[Items from an interface collection]

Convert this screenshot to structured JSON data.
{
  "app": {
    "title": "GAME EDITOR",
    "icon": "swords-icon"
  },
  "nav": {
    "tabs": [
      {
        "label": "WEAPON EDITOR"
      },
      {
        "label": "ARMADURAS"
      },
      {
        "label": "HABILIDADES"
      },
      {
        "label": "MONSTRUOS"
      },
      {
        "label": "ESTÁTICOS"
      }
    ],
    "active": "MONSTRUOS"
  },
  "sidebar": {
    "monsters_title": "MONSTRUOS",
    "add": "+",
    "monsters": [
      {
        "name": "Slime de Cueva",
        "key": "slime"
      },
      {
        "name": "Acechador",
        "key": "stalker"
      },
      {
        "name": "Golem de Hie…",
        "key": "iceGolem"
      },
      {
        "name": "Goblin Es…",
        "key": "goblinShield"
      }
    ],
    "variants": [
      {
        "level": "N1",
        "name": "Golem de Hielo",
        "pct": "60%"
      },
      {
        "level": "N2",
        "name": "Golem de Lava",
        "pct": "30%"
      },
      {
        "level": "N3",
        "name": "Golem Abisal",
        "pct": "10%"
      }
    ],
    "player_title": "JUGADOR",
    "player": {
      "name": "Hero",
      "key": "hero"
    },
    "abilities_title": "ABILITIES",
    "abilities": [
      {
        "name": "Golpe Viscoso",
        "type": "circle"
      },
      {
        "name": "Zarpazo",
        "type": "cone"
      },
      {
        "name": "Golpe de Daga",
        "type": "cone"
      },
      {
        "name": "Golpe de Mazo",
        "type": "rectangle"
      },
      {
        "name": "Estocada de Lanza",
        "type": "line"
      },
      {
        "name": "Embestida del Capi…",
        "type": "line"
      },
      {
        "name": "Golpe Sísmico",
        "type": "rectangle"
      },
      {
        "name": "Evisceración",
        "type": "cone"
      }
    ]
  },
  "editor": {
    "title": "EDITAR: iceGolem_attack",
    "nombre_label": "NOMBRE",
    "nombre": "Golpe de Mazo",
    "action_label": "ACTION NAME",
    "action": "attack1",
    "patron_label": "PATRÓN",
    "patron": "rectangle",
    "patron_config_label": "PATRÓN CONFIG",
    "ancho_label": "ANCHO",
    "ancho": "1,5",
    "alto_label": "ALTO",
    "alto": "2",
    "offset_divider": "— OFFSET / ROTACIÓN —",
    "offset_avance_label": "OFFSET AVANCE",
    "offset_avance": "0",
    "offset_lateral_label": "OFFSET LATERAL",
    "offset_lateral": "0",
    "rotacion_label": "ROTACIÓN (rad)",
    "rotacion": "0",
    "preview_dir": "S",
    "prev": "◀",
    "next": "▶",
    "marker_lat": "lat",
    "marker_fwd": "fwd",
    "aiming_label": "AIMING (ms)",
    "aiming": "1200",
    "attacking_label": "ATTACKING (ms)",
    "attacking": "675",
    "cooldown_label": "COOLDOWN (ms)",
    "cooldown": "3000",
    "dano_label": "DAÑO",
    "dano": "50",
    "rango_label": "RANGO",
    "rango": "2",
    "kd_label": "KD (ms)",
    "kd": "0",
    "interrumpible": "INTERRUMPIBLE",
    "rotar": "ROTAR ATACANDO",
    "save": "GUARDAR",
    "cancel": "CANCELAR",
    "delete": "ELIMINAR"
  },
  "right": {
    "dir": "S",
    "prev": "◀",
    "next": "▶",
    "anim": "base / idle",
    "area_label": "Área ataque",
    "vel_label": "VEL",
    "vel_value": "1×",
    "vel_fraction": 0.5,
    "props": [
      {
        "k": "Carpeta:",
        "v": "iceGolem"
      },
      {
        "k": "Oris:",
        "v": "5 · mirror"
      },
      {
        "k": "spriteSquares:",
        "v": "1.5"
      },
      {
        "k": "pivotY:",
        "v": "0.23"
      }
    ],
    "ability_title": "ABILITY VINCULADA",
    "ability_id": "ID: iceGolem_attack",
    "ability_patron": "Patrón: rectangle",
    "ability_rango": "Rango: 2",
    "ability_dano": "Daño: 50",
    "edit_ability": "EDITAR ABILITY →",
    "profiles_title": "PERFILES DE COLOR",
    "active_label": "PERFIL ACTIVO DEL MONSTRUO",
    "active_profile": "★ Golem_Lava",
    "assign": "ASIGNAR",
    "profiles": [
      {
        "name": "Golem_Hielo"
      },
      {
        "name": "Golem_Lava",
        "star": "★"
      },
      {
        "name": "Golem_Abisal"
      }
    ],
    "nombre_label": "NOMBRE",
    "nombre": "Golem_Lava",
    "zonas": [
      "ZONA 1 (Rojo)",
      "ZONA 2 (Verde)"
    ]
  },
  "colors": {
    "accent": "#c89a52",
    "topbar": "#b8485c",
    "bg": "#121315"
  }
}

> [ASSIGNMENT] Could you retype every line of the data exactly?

> [EXERCISE SOLUTION]
Convert this screenshot to structured JSON data.
{
  "app": {
    "title": "GAME EDITOR",
    "icon": "swords-icon"
  },
  "nav": {
    "tabs": [
      {
        "label": "WEAPON EDITOR"
      },
      {
        "label": "ARMADURAS"
      },
      {
        "label": "HABILIDADES"
      },
      {
        "label": "MONSTRUOS"
      },
      {
        "label": "ESTÁTICOS"
      }
    ],
    "active": "MONSTRUOS"
  },
  "sidebar": {
    "monsters_title": "MONSTRUOS",
    "add": "+",
    "monsters": [
      {
        "name": "Slime de Cueva",
        "key": "slime"
      },
      {
        "name": "Acechador",
        "key": "stalker"
      },
      {
        "name": "Golem de Hie…",
        "key": "iceGolem"
      },
      {
        "name": "Goblin Es…",
        "key": "goblinShield"
      }
    ],
    "variants": [
      {
        "level": "N1",
        "name": "Golem de Hielo",
        "pct": "60%"
      },
      {
        "level": "N2",
        "name": "Golem de Lava",
        "pct": "30%"
      },
      {
        "level": "N3",
        "name": "Golem Abisal",
        "pct": "10%"
      }
    ],
    "player_title": "JUGADOR",
    "player": {
      "name": "Hero",
      "key": "hero"
    },
    "abilities_title": "ABILITIES",
    "abilities": [
      {
        "name": "Golpe Viscoso",
        "type": "circle"
      },
      {
        "name": "Zarpazo",
        "type": "cone"
      },
      {
        "name": "Golpe de Daga",
        "type": "cone"
      },
      {
        "name": "Golpe de Mazo",
        "type": "rectangle"
      },
      {
        "name": "Estocada de Lanza",
        "type": "line"
      },
      {
        "name": "Embestida del Capi…",
        "type": "line"
      },
      {
        "name": "Golpe Sísmico",
        "type": "rectangle"
      },
      {
        "name": "Evisceración",
        "type": "cone"
      }
    ]
  },
  "editor": {
    "title": "EDITAR: iceGolem_attack",
    "nombre_label": "NOMBRE",
    "nombre": "Golpe de Mazo",
    "action_label": "ACTION NAME",
    "action": "attack1",
    "patron_label": "PATRÓN",
    "patron": "rectangle",
    "patron_config_label": "PATRÓN CONFIG",
    "ancho_label": "ANCHO",
    "ancho": "1,5",
    "alto_label": "ALTO",
    "alto": "2",
    "offset_divider": "— OFFSET / ROTACIÓN —",
    "offset_avance_label": "OFFSET AVANCE",
    "offset_avance": "0",
    "offset_lateral_label": "OFFSET LATERAL",
    "offset_lateral": "0",
    "rotacion_label": "ROTACIÓN (rad)",
    "rotacion": "0",
    "preview_dir": "S",
    "prev": "◀",
    "next": "▶",
    "marker_lat": "lat",
    "marker_fwd": "fwd",
    "aiming_label": "AIMING (ms)",
    "aiming": "1200",
    "attacking_label": "ATTACKING (ms)",
    "attacking": "675",
    "cooldown_label": "COOLDOWN (ms)",
    "cooldown": "3000",
    "dano_label": "DAÑO",
    "dano": "50",
    "rango_label": "RANGO",
    "rango": "2",
    "kd_label": "KD (ms)",
    "kd": "0",
    "interrumpible": "INTERRUMPIBLE",
    "rotar": "ROTAR ATACANDO",
    "save": "GUARDAR",
    "cancel": "CANCELAR",
    "delete": "ELIMINAR"
  },
  "right": {
    "dir": "S",
    "prev": "◀",
    "next": "▶",
    "anim": "base / idle",
    "area_label": "Área ataque",
    "vel_label": "VEL",
    "vel_value": "1×",
    "vel_fraction": 0.5,
    "props": [
      {
        "k": "Carpeta:",
        "v": "iceGolem"
      },
      {
        "k": "Oris:",
        "v": "5 · mirror"
      },
      {
        "k": "spriteSquares:",
        "v": "1.5"
      },
      {
        "k": "pivotY:",
        "v": "0.23"
      }
    ],
    "ability_title": "ABILITY VINCULADA",
    "ability_id": "ID: iceGolem_attack",
    "ability_patron": "Patrón: rectangle",
    "ability_rango": "Rango: 2",
    "ability_dano": "Daño: 50",
    "edit_ability": "EDITAR ABILITY →",
    "profiles_title": "PERFILES DE COLOR",
    "active_label": "PERFIL ACTIVO DEL MONSTRUO",
    "active_profile": "★ Golem_Lava",
    "assign": "ASIGNAR",
    "profiles": [
      {
        "name": "Golem_Hielo"
      },
      {
        "name": "Golem_Lava",
        "star": "★"
      },
      {
        "name": "Golem_Abisal"
      }
    ],
    "nombre_label": "NOMBRE",
    "nombre": "Golem_Lava",
    "zonas": [
      "ZONA 1 (Rojo)",
      "ZONA 2 (Verde)"
    ]
  },
  "colors": {
    "accent": "#c89a52",
    "topbar": "#b8485c",
    "bg": "#121315"
  }
}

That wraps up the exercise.